“Bite-Size Bits of Local, National, and Global History”
“Bite-Size Bits of Local, National, and Global History”
Catonsville in Baltimore County, Maryland — The American Northeast (Mid-Atlantic)

Baltimore Regional Trail

A House Divided

Baltimore Regional Trail A House Divided Marker image. Click for full size.
By William Pfingsten, 08-19-2007
1. Baltimore Regional Trail A House Divided Marker
Inscription. Click to hear the inscription.  During the Civil War, Baltimore and its environs exemplified the divided loyalties of Maryland’s residents. The city had commercial ties to the South as well as the North, and its secessionist sympathies erupted in violence on April 19, 1861, when pro-Confederate mobs attacked Massachusetts troops en route to Washington, D.C. Because of Baltimore’s strategic importance, President Abraham Lincoln acted swiftly, stationing Federal troops in the city and jailing civilians suspected of disloyalty. Some area residents joined the Confederate army, but many others supported the Union. After the Emancipation Proclamation permitted African-American enlistment in 1863, U.S. Colored Troops regiments were recruited and trained in Baltimore and the vicinity. Naval vessels, such as USS Constellation, supported the Union war effort on the Chesapeake Bay and the high seas, countering the flow of contraband goods to the Confederacy. In 1863, during Confederate Gen. Jubal A. Early’s attack on the Washington defenses, Maj. Harry Gilmor’s cavalry threatened Baltimore, burned nearby bridges, and raided supplies. Throughout the war, the city served as a hospital and prisoner-of-war assembly center. Political prisoners were detained at Fort McHenry, home of the “Star-Spangled Banner.” Despite the city’s divided loyalties, Baltimore remained a Union stronghold until the end of the war.
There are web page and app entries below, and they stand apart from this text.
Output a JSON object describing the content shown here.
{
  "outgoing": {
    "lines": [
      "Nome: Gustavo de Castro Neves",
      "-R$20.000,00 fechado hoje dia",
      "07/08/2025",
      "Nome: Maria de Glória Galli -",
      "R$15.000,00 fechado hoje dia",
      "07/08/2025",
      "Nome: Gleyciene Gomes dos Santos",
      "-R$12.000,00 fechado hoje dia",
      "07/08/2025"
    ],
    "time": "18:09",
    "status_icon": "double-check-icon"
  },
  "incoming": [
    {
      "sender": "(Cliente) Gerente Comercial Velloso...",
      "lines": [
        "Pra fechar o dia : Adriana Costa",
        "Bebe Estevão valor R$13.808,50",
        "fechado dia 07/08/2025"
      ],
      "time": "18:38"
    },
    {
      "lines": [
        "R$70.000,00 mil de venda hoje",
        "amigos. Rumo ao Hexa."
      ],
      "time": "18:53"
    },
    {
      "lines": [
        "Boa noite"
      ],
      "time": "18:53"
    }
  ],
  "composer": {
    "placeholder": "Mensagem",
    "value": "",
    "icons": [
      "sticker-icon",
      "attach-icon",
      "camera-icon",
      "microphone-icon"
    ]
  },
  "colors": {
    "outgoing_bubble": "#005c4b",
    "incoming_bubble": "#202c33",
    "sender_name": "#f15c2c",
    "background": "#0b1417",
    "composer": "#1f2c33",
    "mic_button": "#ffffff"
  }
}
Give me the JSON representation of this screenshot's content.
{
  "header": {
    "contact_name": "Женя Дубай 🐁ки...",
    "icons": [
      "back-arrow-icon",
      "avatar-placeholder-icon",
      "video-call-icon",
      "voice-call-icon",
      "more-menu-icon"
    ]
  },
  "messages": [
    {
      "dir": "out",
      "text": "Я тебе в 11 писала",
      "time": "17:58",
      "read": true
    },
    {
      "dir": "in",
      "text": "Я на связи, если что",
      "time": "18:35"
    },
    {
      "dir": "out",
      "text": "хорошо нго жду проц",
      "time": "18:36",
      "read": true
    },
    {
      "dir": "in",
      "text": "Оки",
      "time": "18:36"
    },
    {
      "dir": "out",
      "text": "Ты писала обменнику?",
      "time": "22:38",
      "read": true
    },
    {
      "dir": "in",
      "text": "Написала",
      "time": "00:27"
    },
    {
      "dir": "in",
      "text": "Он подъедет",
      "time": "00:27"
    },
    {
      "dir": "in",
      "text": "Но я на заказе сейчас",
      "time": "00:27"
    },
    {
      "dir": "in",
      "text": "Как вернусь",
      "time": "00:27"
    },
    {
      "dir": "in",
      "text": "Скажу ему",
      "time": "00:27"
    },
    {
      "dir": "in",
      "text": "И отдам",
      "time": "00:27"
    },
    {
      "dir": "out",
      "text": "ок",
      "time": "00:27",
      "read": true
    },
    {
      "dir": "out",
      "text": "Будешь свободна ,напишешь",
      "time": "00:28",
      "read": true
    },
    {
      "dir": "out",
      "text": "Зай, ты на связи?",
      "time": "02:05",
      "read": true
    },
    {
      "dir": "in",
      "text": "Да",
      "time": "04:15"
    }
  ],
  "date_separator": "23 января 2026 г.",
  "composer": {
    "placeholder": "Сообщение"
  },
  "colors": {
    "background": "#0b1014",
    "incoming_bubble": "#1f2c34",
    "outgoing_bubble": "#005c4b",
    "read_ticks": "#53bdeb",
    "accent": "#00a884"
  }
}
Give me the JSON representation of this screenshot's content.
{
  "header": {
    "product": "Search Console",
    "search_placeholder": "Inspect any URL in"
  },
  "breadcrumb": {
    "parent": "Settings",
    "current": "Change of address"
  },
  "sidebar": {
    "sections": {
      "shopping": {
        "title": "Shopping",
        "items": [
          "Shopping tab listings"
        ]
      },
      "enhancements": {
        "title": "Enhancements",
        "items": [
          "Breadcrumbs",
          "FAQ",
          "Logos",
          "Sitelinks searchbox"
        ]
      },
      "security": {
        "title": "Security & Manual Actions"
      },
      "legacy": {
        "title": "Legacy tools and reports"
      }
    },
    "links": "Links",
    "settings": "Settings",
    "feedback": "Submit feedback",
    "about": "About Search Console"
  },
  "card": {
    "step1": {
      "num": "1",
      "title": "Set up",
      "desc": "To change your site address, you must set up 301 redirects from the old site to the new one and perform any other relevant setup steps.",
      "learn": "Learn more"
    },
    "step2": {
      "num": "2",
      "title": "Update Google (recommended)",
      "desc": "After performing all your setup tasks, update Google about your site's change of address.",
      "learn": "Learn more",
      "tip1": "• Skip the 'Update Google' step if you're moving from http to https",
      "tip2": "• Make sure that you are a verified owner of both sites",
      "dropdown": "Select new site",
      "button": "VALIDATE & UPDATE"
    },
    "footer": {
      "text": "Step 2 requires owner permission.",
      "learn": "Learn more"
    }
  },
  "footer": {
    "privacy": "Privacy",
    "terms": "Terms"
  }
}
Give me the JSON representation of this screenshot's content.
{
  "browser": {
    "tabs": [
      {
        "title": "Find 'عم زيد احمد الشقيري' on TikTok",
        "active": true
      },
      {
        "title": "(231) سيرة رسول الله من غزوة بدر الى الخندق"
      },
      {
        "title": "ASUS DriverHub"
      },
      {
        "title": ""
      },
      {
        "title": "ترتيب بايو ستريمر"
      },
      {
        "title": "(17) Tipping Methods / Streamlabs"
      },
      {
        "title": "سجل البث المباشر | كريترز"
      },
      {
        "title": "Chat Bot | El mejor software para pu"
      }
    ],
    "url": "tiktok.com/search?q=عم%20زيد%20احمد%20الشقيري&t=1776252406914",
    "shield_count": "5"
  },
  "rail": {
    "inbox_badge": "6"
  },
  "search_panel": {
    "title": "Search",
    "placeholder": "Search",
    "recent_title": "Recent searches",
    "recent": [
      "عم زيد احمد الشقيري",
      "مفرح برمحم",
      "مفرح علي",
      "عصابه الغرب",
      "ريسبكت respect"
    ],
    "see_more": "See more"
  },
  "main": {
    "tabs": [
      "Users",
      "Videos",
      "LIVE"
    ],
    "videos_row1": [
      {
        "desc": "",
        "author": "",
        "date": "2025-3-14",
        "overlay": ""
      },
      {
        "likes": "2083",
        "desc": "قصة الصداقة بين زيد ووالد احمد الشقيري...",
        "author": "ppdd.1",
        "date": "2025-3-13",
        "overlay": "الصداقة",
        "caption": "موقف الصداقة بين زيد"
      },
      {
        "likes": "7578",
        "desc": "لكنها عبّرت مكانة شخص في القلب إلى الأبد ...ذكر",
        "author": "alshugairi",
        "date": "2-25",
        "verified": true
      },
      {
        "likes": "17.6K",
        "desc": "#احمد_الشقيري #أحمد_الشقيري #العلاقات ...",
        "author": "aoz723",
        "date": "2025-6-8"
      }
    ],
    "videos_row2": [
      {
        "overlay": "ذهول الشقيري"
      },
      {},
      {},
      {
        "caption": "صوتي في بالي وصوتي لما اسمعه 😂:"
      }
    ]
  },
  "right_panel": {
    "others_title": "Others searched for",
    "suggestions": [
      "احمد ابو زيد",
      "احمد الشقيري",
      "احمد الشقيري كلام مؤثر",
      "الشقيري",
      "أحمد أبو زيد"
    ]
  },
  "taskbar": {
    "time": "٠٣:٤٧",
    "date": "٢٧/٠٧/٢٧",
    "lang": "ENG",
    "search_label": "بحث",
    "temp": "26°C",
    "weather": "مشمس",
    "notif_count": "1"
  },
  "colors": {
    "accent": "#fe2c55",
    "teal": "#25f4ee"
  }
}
Please drive carefully as you enjoy the Baltimore Regional Civil War Trail and other Civil War Trail sites throughout Maryland.
Marker series. This marker is included in the Maryland Civil War Trails marker series.
Location. 39° 16.208′ N, 76° 44.442′ W. Marker is in Catonsville, Maryland, in Baltimore County. Marker can be reached from the intersection of Frederick Road (Maryland Route 144) and Osborne Avenue, on the right when traveling west. Touch for map. Marker is in this post office area: Catonsville MD 21228, United States of America.
Other nearby markers. At least 8 other markers are within 2 miles of this marker, measured as the crow flies. Castle Thunder (about 400 feet away, measured in a direct line); Rolling Road (approx. ¼ mile away); The Streetcar Era in Catonsville (approx. 0.4 miles away); Catonsville (approx. 0.4 miles away); a different marker also named Catonsville (approx. 0.4 miles away); This Memorial is Dedicated to all the Men and Women of the Catonsville area (approx. half a mile away); 6-Mile Marker on the National Road (approx. ¾ mile away); Old Salem Church and Graveyard (approx. 1.1 miles away). Touch for a list and map of all markers in Catonsville.
More about this marker. A marker with the same wording is located just across the county line in Ellicott City, Howard County, MD.
Also see . . .  Civil War Traveler Tour of the Baltimore Region. Detailed information about the tour referenced on the marker. (Submitted on August 26, 2007, by Craig Swain of Leesburg, Virginia.) 
Categories. War, US Civil
Credits. This page was last revised on June 16, 2016. This page originally submitted on August 19, 2007, by Bill Pfingsten of Bel Air, Maryland. This page has been viewed 1,586 times since then and 46 times this year. Last updated on January 18, 2014, by Pete Skillman of Port Deposit, Maryland. Photo   1. submitted on August 19, 2007, by Bill Pfingsten of Bel Air, Maryland.
Paid Advertisement